Exercise requirements: Lines of the data that contain the word "Balance" are the ones to copy.

++++++++

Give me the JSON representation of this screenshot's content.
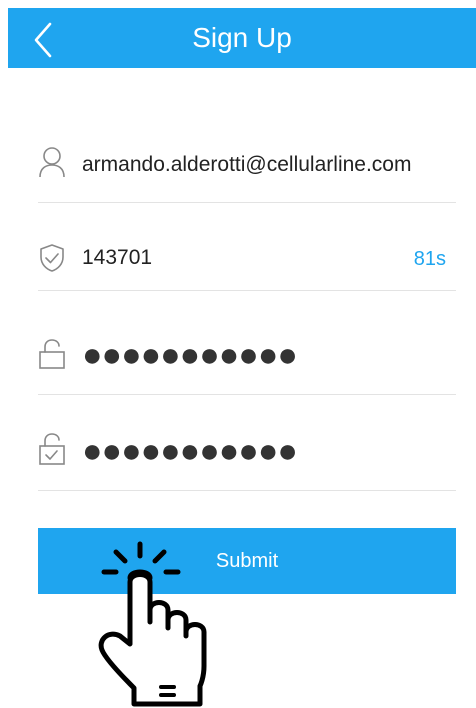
{
  "header": {
    "title": "Sign Up",
    "back_icon": "chevron-left-icon",
    "background": "#1fa5ef"
  },
  "form": {
    "email": {
      "icon": "user-icon",
      "value": "armando.alderotti@cellularline.com"
    },
    "verification_code": {
      "icon": "shield-check-icon",
      "value": "143701",
      "countdown": "81s"
    },
    "password": {
      "icon": "lock-icon",
      "value": "●●●●●●●●●●●"
    },
    "confirm_password": {
      "icon": "lock-check-icon",
      "value": "●●●●●●●●●●●"
    },
    "submit_label": "Submit"
  },
  "overlay": {
    "icon": "tap-hand-icon"
  },
  "colors": {
    "accent": "#1fa5ef",
    "divider": "#e3e3e3",
    "text": "#222222"
  }
}
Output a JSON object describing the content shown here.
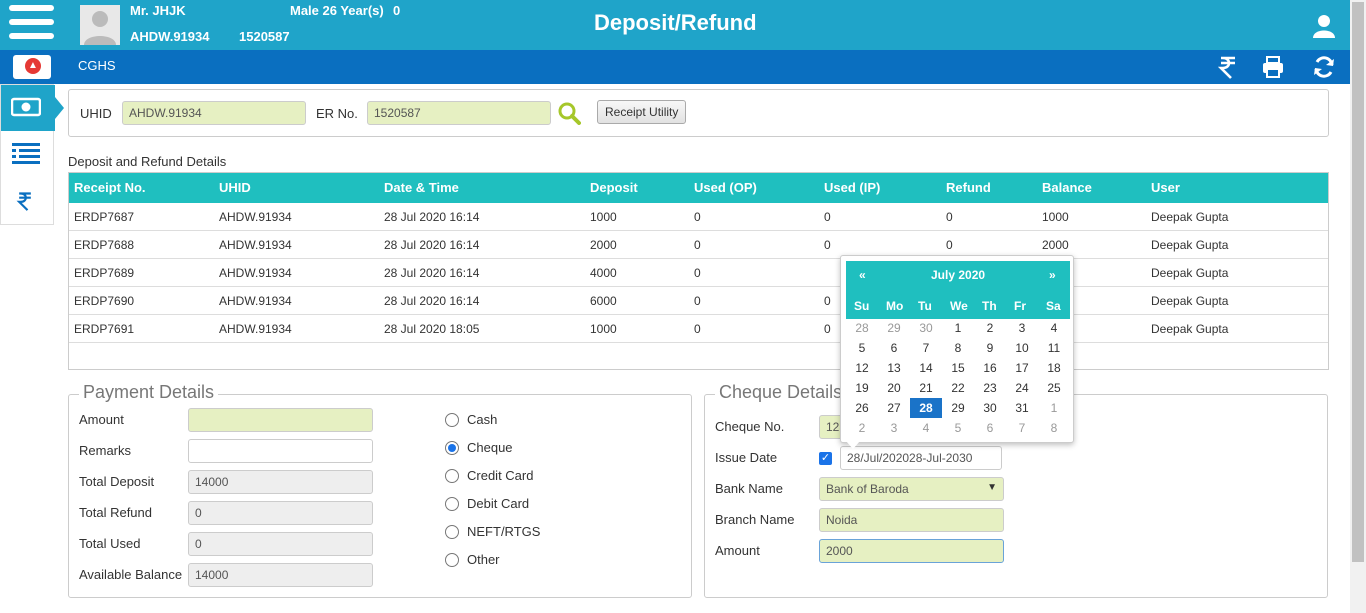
{
  "header": {
    "patient_name": "Mr. JHJK",
    "patient_info": "Male 26 Year(s)",
    "zero": "0",
    "uhid": "AHDW.91934",
    "er_no": "1520587",
    "title": "Deposit/Refund"
  },
  "subbar": {
    "org": "CGHS"
  },
  "search": {
    "uhid_label": "UHID",
    "uhid_value": "AHDW.91934",
    "er_label": "ER No.",
    "er_value": "1520587",
    "receipt_button": "Receipt Utility"
  },
  "grid": {
    "caption": "Deposit and Refund Details",
    "columns": [
      "Receipt No.",
      "UHID",
      "Date & Time",
      "Deposit",
      "Used (OP)",
      "Used (IP)",
      "Refund",
      "Balance",
      "User"
    ],
    "rows": [
      [
        "ERDP7687",
        "AHDW.91934",
        "28 Jul 2020 16:14",
        "1000",
        "0",
        "0",
        "0",
        "1000",
        "Deepak Gupta"
      ],
      [
        "ERDP7688",
        "AHDW.91934",
        "28 Jul 2020 16:14",
        "2000",
        "0",
        "0",
        "0",
        "2000",
        "Deepak Gupta"
      ],
      [
        "ERDP7689",
        "AHDW.91934",
        "28 Jul 2020 16:14",
        "4000",
        "0",
        "",
        "",
        "",
        "Deepak Gupta"
      ],
      [
        "ERDP7690",
        "AHDW.91934",
        "28 Jul 2020 16:14",
        "6000",
        "0",
        "0",
        "",
        "",
        "Deepak Gupta"
      ],
      [
        "ERDP7691",
        "AHDW.91934",
        "28 Jul 2020 18:05",
        "1000",
        "0",
        "0",
        "",
        "",
        "Deepak Gupta"
      ]
    ]
  },
  "payment": {
    "legend": "Payment Details",
    "amount_label": "Amount",
    "amount_value": "",
    "remarks_label": "Remarks",
    "remarks_value": "",
    "total_deposit_label": "Total Deposit",
    "total_deposit_value": "14000",
    "total_refund_label": "Total Refund",
    "total_refund_value": "0",
    "total_used_label": "Total Used",
    "total_used_value": "0",
    "available_label": "Available Balance",
    "available_value": "14000",
    "modes": [
      "Cash",
      "Cheque",
      "Credit Card",
      "Debit Card",
      "NEFT/RTGS",
      "Other"
    ],
    "selected_mode": "Cheque"
  },
  "cheque": {
    "legend": "Cheque Details",
    "cheque_no_label": "Cheque No.",
    "cheque_no_value": "123",
    "issue_date_label": "Issue Date",
    "issue_date_value": "28/Jul/202028-Jul-2030",
    "bank_label": "Bank Name",
    "bank_value": "Bank of Baroda",
    "branch_label": "Branch Name",
    "branch_value": "Noida",
    "amount_label": "Amount",
    "amount_value": "2000"
  },
  "calendar": {
    "prev": "«",
    "next": "»",
    "month": "July 2020",
    "weekdays": [
      "Su",
      "Mo",
      "Tu",
      "We",
      "Th",
      "Fr",
      "Sa"
    ],
    "weeks": [
      [
        "28",
        "29",
        "30",
        "1",
        "2",
        "3",
        "4"
      ],
      [
        "5",
        "6",
        "7",
        "8",
        "9",
        "10",
        "11"
      ],
      [
        "12",
        "13",
        "14",
        "15",
        "16",
        "17",
        "18"
      ],
      [
        "19",
        "20",
        "21",
        "22",
        "23",
        "24",
        "25"
      ],
      [
        "26",
        "27",
        "28",
        "29",
        "30",
        "31",
        "1"
      ],
      [
        "2",
        "3",
        "4",
        "5",
        "6",
        "7",
        "8"
      ]
    ],
    "selected": "28"
  },
  "colors": {
    "primary": "#1fa4c9",
    "subbar": "#0a6fc0",
    "grid_header": "#1fbfbf",
    "input_green": "#e6f0c2"
  }
}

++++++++

Reply to the task:
      "Balance",
    "available_label": "Available Balance",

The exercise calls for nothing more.